** ASSIGNMENT **
Each line of the data should be duplicated precisely.

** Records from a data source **
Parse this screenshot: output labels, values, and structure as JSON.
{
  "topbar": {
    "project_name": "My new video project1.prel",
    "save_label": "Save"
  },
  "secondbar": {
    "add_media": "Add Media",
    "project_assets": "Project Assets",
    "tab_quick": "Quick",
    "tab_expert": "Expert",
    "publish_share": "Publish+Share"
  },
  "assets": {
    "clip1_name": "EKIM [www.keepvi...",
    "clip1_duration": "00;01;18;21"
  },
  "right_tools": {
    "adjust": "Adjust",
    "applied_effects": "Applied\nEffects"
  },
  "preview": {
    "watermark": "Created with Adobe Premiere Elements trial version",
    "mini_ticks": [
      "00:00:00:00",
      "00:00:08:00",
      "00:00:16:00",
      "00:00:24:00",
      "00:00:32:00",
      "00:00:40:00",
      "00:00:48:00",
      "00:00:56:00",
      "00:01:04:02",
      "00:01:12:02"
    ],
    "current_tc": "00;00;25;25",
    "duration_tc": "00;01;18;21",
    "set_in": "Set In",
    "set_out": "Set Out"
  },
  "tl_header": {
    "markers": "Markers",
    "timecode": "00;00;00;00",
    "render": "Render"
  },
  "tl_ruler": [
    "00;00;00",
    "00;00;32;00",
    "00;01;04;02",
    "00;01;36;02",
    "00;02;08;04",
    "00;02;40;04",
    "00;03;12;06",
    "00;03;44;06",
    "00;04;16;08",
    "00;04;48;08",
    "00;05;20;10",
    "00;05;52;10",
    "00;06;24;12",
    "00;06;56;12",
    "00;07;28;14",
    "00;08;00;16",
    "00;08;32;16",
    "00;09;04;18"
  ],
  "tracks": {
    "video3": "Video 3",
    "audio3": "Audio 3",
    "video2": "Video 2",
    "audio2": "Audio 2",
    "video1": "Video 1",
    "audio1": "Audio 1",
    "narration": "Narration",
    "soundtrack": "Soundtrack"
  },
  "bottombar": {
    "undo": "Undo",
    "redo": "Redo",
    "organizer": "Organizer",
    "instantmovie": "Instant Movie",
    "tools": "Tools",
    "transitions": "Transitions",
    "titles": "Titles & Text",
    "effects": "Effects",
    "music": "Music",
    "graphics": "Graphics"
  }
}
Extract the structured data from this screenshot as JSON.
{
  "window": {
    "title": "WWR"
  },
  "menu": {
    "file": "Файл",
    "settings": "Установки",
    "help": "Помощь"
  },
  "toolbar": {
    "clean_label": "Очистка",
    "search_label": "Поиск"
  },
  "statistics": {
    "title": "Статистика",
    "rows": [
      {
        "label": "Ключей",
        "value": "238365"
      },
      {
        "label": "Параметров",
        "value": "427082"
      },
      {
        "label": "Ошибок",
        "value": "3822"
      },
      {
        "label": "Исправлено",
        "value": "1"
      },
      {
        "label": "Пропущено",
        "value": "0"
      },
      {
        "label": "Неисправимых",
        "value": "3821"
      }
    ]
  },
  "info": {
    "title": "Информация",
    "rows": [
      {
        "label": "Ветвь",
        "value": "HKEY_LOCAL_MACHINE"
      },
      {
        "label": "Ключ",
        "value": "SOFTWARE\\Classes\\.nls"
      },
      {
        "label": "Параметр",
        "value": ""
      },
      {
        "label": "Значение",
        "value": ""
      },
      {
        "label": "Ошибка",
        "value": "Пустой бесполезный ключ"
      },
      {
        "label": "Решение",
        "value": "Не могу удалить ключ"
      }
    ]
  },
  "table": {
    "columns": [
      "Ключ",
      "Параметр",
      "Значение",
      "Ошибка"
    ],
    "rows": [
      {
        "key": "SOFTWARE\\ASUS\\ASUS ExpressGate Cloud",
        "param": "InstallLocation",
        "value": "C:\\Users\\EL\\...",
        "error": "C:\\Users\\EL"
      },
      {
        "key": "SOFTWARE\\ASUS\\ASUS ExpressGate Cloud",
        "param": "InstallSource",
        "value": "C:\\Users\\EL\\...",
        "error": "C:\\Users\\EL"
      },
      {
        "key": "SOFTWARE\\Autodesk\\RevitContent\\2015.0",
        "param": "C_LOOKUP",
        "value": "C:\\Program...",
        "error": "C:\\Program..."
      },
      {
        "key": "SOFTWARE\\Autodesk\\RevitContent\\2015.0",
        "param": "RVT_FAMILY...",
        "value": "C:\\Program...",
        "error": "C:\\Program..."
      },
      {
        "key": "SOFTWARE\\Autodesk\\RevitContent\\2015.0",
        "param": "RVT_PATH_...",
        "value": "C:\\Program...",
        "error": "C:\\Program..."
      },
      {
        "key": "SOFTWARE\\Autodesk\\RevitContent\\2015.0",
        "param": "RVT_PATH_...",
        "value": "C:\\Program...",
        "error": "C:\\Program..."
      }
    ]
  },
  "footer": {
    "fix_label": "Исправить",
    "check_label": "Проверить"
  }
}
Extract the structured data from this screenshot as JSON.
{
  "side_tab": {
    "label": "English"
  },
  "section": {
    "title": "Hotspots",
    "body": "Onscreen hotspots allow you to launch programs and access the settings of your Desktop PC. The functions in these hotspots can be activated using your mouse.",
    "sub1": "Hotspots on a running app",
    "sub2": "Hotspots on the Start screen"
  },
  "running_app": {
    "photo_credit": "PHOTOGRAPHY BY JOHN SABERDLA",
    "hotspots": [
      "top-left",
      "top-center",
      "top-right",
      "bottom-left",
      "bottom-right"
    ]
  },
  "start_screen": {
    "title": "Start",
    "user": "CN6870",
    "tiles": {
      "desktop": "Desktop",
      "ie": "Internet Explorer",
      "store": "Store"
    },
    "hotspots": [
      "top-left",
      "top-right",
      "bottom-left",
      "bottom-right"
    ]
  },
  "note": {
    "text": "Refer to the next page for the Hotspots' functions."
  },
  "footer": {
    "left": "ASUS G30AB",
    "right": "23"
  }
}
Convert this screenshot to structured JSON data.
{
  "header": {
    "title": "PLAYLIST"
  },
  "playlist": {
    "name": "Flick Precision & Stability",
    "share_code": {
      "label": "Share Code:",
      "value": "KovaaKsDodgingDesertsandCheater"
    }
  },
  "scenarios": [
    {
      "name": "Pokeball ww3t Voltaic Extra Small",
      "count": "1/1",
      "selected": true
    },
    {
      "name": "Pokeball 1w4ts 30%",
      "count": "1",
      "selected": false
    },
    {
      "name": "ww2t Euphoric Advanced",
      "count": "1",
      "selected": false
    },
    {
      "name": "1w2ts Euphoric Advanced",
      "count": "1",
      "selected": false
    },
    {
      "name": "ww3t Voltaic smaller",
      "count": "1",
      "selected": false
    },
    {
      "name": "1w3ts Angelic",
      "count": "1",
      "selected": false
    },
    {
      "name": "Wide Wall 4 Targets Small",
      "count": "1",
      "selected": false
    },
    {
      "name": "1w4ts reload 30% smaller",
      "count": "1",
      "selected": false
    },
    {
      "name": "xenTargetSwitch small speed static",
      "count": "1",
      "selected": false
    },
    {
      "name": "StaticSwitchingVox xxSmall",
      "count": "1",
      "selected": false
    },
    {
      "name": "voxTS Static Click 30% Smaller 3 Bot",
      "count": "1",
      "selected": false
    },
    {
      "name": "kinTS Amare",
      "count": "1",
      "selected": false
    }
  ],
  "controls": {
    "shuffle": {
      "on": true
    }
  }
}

** SOLVED PROBLEM **
Parse this screenshot: output labels, values, and structure as JSON.
{
  "topbar": {
    "project_name": "My new video project1.prel",
    "save_label": "Save"
  },
  "secondbar": {
    "add_media": "Add Media",
    "project_assets": "Project Assets",
    "tab_quick": "Quick",
    "tab_expert": "Expert",
    "publish_share": "Publish+Share"
  },
  "assets": {
    "clip1_name": "EKIM [www.keepvi...",
    "clip1_duration": "00;01;18;21"
  },
  "right_tools": {
    "adjust": "Adjust",
    "applied_effects": "Applied\nEffects"
  },
  "preview": {
    "watermark": "Created with Adobe Premiere Elements trial version",
    "mini_ticks": [
      "00:00:00:00",
      "00:00:08:00",
      "00:00:16:00",
      "00:00:24:00",
      "00:00:32:00",
      "00:00:40:00",
      "00:00:48:00",
      "00:00:56:00",
      "00:01:04:02",
      "00:01:12:02"
    ],
    "current_tc": "00;00;25;25",
    "duration_tc": "00;01;18;21",
    "set_in": "Set In",
    "set_out": "Set Out"
  },
  "tl_header": {
    "markers": "Markers",
    "timecode": "00;00;00;00",
    "render": "Render"
  },
  "tl_ruler": [
    "00;00;00",
    "00;00;32;00",
    "00;01;04;02",
    "00;01;36;02",
    "00;02;08;04",
    "00;02;40;04",
    "00;03;12;06",
    "00;03;44;06",
    "00;04;16;08",
    "00;04;48;08",
    "00;05;20;10",
    "00;05;52;10",
    "00;06;24;12",
    "00;06;56;12",
    "00;07;28;14",
    "00;08;00;16",
    "00;08;32;16",
    "00;09;04;18"
  ],
  "tracks": {
    "video3": "Video 3",
    "audio3": "Audio 3",
    "video2": "Video 2",
    "audio2": "Audio 2",
    "video1": "Video 1",
    "audio1": "Audio 1",
    "narration": "Narration",
    "soundtrack": "Soundtrack"
  },
  "bottombar": {
    "undo": "Undo",
    "redo": "Redo",
    "organizer": "Organizer",
    "instantmovie": "Instant Movie",
    "tools": "Tools",
    "transitions": "Transitions",
    "titles": "Titles & Text",
    "effects": "Effects",
    "music": "Music",
    "graphics": "Graphics"
  }
}
Extract the structured data from this screenshot as JSON.
{
  "window": {
    "title": "WWR"
  },
  "menu": {
    "file": "Файл",
    "settings": "Установки",
    "help": "Помощь"
  },
  "toolbar": {
    "clean_label": "Очистка",
    "search_label": "Поиск"
  },
  "statistics": {
    "title": "Статистика",
    "rows": [
      {
        "label": "Ключей",
        "value": "238365"
      },
      {
        "label": "Параметров",
        "value": "427082"
      },
      {
        "label": "Ошибок",
        "value": "3822"
      },
      {
        "label": "Исправлено",
        "value": "1"
      },
      {
        "label": "Пропущено",
        "value": "0"
      },
      {
        "label": "Неисправимых",
        "value": "3821"
      }
    ]
  },
  "info": {
    "title": "Информация",
    "rows": [
      {
        "label": "Ветвь",
        "value": "HKEY_LOCAL_MACHINE"
      },
      {
        "label": "Ключ",
        "value": "SOFTWARE\\Classes\\.nls"
      },
      {
        "label": "Параметр",
        "value": ""
      },
      {
        "label": "Значение",
        "value": ""
      },
      {
        "label": "Ошибка",
        "value": "Пустой бесполезный ключ"
      },
      {
        "label": "Решение",
        "value": "Не могу удалить ключ"
      }
    ]
  },
  "table": {
    "columns": [
      "Ключ",
      "Параметр",
      "Значение",
      "Ошибка"
    ],
    "rows": [
      {
        "key": "SOFTWARE\\ASUS\\ASUS ExpressGate Cloud",
        "param": "InstallLocation",
        "value": "C:\\Users\\EL\\...",
        "error": "C:\\Users\\EL"
      },
      {
        "key": "SOFTWARE\\ASUS\\ASUS ExpressGate Cloud",
        "param": "InstallSource",
        "value": "C:\\Users\\EL\\...",
        "error": "C:\\Users\\EL"
      },
      {
        "key": "SOFTWARE\\Autodesk\\RevitContent\\2015.0",
        "param": "C_LOOKUP",
        "value": "C:\\Program...",
        "error": "C:\\Program..."
      },
      {
        "key": "SOFTWARE\\Autodesk\\RevitContent\\2015.0",
        "param": "RVT_FAMILY...",
        "value": "C:\\Program...",
        "error": "C:\\Program..."
      },
      {
        "key": "SOFTWARE\\Autodesk\\RevitContent\\2015.0",
        "param": "RVT_PATH_...",
        "value": "C:\\Program...",
        "error": "C:\\Program..."
      },
      {
        "key": "SOFTWARE\\Autodesk\\RevitContent\\2015.0",
        "param": "RVT_PATH_...",
        "value": "C:\\Program...",
        "error": "C:\\Program..."
      }
    ]
  },
  "footer": {
    "fix_label": "Исправить",
    "check_label": "Проверить"
  }
}
Extract the structured data from this screenshot as JSON.
{
  "side_tab": {
    "label": "English"
  },
  "section": {
    "title": "Hotspots",
    "body": "Onscreen hotspots allow you to launch programs and access the settings of your Desktop PC. The functions in these hotspots can be activated using your mouse.",
    "sub1": "Hotspots on a running app",
    "sub2": "Hotspots on the Start screen"
  },
  "running_app": {
    "photo_credit": "PHOTOGRAPHY BY JOHN SABERDLA",
    "hotspots": [
      "top-left",
      "top-center",
      "top-right",
      "bottom-left",
      "bottom-right"
    ]
  },
  "start_screen": {
    "title": "Start",
    "user": "CN6870",
    "tiles": {
      "desktop": "Desktop",
      "ie": "Internet Explorer",
      "store": "Store"
    },
    "hotspots": [
      "top-left",
      "top-right",
      "bottom-left",
      "bottom-right"
    ]
  },
  "note": {
    "text": "Refer to the next page for the Hotspots' functions."
  },
  "footer": {
    "left": "ASUS G30AB",
    "right": "23"
  }
}
Convert this screenshot to structured JSON data.
{
  "header": {
    "title": "PLAYLIST"
  },
  "playlist": {
    "name": "Flick Precision & Stability",
    "share_code": {
      "label": "Share Code:",
      "value": "KovaaKsDodgingDesertsandCheater"
    }
  },
  "scenarios": [
    {
      "name": "Pokeball ww3t Voltaic Extra Small",
      "count": "1/1",
      "selected": true
    },
    {
      "name": "Pokeball 1w4ts 30%",
      "count": "1",
      "selected": false
    },
    {
      "name": "ww2t Euphoric Advanced",
      "count": "1",
      "selected": false
    },
    {
      "name": "1w2ts Euphoric Advanced",
      "count": "1",
      "selected": false
    },
    {
      "name": "ww3t Voltaic smaller",
      "count": "1",
      "selected": false
    },
    {
      "name": "1w3ts Angelic",
      "count": "1",
      "selected": false
    },
    {
      "name": "Wide Wall 4 Targets Small",
      "count": "1",
      "selected": false
    },
    {
      "name": "1w4ts reload 30% smaller",
      "count": "1",
      "selected": false
    },
    {
      "name": "xenTargetSwitch small speed static",
      "count": "1",
      "selected": false
    },
    {
      "name": "StaticSwitchingVox xxSmall",
      "count": "1",
      "selected": false
    },
    {
      "name": "voxTS Static Click 30% Smaller 3 Bot",
      "count": "1",
      "selected": false
    },
    {
      "name": "kinTS Amare",
      "count": "1",
      "selected": false
    }
  ],
  "controls": {
    "shuffle": {
      "on": true
    }
  }
}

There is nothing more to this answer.